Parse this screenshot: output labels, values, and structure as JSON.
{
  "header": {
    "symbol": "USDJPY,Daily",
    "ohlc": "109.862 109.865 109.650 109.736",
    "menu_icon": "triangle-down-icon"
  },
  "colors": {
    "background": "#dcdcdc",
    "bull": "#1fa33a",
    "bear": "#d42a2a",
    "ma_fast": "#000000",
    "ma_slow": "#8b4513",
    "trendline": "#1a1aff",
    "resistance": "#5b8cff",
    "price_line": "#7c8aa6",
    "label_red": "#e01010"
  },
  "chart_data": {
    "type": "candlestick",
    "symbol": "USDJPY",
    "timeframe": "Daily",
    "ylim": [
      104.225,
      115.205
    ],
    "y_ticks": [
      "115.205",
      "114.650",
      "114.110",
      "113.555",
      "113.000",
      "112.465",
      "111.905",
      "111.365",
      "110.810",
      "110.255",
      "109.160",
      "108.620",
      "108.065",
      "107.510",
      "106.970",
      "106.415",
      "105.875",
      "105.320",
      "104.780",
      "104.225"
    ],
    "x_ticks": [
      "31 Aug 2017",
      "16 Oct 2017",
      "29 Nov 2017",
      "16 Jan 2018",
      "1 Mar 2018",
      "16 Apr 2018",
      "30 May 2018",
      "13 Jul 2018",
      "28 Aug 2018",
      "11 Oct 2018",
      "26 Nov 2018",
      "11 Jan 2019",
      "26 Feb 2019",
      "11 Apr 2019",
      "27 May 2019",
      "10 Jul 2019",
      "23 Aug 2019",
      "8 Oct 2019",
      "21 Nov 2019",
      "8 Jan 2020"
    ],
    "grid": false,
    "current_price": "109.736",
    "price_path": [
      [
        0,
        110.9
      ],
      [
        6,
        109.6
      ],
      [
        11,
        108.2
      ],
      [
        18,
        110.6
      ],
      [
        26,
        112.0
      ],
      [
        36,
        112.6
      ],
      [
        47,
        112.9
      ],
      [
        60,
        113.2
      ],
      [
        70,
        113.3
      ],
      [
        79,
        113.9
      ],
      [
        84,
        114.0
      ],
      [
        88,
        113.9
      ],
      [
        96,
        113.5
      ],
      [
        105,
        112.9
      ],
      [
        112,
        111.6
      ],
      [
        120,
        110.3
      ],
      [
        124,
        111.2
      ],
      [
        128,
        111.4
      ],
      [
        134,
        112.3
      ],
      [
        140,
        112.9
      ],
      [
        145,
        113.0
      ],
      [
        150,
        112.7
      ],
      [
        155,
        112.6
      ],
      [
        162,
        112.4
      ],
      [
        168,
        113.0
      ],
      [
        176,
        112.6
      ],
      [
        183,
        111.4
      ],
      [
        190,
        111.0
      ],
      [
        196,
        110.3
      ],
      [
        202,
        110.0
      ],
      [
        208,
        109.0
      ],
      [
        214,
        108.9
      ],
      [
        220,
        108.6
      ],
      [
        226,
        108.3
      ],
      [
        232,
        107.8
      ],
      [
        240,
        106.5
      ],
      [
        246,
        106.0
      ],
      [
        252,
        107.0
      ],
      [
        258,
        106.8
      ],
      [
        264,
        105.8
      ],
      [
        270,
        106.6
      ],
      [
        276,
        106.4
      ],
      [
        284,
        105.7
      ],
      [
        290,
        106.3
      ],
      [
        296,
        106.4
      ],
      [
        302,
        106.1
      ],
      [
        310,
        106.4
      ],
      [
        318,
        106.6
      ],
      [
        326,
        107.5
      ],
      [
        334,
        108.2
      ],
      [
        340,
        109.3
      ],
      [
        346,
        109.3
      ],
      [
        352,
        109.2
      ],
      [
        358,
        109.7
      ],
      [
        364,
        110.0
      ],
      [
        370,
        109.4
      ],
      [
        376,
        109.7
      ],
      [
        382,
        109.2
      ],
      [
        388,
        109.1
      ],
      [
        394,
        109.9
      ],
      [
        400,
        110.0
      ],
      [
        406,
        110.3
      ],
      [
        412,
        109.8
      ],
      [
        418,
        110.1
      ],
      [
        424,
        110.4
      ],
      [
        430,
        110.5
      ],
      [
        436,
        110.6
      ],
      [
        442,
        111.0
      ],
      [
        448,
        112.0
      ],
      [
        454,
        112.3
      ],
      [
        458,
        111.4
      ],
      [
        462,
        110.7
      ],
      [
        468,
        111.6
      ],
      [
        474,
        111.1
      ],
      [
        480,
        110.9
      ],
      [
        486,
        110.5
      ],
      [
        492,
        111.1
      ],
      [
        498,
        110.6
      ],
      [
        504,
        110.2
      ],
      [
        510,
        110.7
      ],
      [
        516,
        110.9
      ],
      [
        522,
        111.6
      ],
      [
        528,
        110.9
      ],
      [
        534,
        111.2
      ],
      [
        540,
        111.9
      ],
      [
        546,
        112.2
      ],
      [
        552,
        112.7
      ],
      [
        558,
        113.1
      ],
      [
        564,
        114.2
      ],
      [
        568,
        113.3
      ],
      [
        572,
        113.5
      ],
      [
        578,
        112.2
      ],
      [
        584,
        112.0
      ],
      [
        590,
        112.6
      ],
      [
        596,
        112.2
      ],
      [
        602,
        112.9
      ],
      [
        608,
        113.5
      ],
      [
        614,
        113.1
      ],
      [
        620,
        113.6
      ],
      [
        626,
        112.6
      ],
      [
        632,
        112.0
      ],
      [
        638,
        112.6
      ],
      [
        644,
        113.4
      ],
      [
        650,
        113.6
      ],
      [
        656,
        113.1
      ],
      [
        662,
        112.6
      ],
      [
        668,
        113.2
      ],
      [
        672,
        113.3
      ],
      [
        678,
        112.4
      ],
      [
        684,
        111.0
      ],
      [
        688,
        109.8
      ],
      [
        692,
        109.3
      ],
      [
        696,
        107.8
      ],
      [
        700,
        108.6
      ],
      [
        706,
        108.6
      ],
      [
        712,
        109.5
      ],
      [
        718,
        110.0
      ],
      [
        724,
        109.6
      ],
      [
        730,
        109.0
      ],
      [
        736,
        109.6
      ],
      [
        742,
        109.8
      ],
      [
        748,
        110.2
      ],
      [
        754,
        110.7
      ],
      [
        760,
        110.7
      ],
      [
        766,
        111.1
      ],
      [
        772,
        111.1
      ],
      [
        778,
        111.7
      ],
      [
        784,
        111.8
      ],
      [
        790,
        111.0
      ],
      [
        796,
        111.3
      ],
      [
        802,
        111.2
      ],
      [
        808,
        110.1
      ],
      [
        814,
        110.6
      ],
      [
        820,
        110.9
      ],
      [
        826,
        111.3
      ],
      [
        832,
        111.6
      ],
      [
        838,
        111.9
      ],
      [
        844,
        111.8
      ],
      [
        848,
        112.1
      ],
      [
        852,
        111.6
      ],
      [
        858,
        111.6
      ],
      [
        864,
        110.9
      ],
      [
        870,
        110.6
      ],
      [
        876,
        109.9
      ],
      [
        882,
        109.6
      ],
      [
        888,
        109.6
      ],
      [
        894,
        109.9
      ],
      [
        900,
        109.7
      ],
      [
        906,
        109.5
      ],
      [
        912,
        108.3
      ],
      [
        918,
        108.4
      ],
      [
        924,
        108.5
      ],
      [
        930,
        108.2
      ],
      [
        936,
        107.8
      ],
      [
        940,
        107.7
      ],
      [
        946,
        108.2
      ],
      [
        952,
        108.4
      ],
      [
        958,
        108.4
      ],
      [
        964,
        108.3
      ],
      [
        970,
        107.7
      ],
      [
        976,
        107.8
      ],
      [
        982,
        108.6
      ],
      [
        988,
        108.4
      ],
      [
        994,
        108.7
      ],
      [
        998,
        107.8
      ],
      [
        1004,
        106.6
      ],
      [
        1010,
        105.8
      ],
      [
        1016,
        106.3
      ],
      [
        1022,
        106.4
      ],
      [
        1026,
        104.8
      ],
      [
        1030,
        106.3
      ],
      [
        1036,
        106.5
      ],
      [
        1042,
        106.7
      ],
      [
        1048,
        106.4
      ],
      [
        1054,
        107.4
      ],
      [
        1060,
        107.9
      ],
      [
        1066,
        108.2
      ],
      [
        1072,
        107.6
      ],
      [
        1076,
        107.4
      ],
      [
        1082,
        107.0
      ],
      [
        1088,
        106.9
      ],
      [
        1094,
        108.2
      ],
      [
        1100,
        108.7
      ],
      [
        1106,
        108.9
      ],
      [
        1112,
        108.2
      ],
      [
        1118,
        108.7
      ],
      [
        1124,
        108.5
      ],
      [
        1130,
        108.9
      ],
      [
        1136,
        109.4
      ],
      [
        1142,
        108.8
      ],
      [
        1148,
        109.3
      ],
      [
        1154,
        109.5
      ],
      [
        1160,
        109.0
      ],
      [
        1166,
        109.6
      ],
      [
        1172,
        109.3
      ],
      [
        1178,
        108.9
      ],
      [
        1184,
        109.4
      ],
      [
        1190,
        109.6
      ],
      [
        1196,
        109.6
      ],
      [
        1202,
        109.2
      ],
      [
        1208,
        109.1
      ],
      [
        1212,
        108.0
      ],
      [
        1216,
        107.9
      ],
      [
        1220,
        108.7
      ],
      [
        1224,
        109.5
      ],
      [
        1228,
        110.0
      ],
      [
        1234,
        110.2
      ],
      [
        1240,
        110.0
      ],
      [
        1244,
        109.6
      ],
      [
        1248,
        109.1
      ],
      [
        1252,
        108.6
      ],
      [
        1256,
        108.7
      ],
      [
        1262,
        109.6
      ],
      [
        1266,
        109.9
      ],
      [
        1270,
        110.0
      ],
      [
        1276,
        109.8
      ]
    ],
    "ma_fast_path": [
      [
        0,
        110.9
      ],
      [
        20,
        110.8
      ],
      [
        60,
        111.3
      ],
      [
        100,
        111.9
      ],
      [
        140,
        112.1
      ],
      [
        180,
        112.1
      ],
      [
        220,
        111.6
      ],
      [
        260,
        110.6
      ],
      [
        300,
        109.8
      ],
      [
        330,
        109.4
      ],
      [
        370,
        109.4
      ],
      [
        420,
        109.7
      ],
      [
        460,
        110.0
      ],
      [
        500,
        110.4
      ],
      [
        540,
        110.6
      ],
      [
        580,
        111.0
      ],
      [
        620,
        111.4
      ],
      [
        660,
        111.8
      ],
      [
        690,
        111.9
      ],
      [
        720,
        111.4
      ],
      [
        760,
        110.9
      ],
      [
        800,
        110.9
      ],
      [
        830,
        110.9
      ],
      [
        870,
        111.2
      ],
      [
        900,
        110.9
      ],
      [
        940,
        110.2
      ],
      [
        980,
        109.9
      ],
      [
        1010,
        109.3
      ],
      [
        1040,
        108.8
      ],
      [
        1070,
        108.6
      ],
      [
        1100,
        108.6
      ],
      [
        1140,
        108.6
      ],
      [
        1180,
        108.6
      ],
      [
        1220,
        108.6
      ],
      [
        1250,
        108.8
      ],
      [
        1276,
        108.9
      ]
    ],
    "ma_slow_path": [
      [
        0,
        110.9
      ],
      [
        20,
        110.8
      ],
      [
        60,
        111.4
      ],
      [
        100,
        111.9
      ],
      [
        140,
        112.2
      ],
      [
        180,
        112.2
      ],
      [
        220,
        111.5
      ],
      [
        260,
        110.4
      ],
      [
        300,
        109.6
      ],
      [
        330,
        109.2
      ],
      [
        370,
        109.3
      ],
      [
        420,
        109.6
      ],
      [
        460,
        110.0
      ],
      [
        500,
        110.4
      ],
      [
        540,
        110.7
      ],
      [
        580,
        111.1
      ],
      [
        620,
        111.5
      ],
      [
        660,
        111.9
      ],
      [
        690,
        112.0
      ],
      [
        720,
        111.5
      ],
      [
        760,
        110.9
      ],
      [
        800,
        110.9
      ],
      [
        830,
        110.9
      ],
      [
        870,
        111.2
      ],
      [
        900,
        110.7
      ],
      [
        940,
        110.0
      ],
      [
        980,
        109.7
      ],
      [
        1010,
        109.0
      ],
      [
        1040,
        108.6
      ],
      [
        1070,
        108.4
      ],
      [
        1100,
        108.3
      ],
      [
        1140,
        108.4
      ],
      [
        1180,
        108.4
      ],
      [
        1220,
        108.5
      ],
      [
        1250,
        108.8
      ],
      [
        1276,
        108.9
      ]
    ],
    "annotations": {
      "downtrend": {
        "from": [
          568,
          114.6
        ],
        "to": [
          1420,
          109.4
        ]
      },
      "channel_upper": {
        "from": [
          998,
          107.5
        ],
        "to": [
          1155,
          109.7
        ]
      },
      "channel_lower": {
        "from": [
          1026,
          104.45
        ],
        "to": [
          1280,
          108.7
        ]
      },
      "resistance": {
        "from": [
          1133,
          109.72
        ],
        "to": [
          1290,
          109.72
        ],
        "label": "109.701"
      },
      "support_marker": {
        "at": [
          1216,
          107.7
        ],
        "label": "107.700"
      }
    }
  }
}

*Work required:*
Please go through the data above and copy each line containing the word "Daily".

*Response area:*
    "symbol": "USDJPY,Daily",
    "timeframe": "Daily",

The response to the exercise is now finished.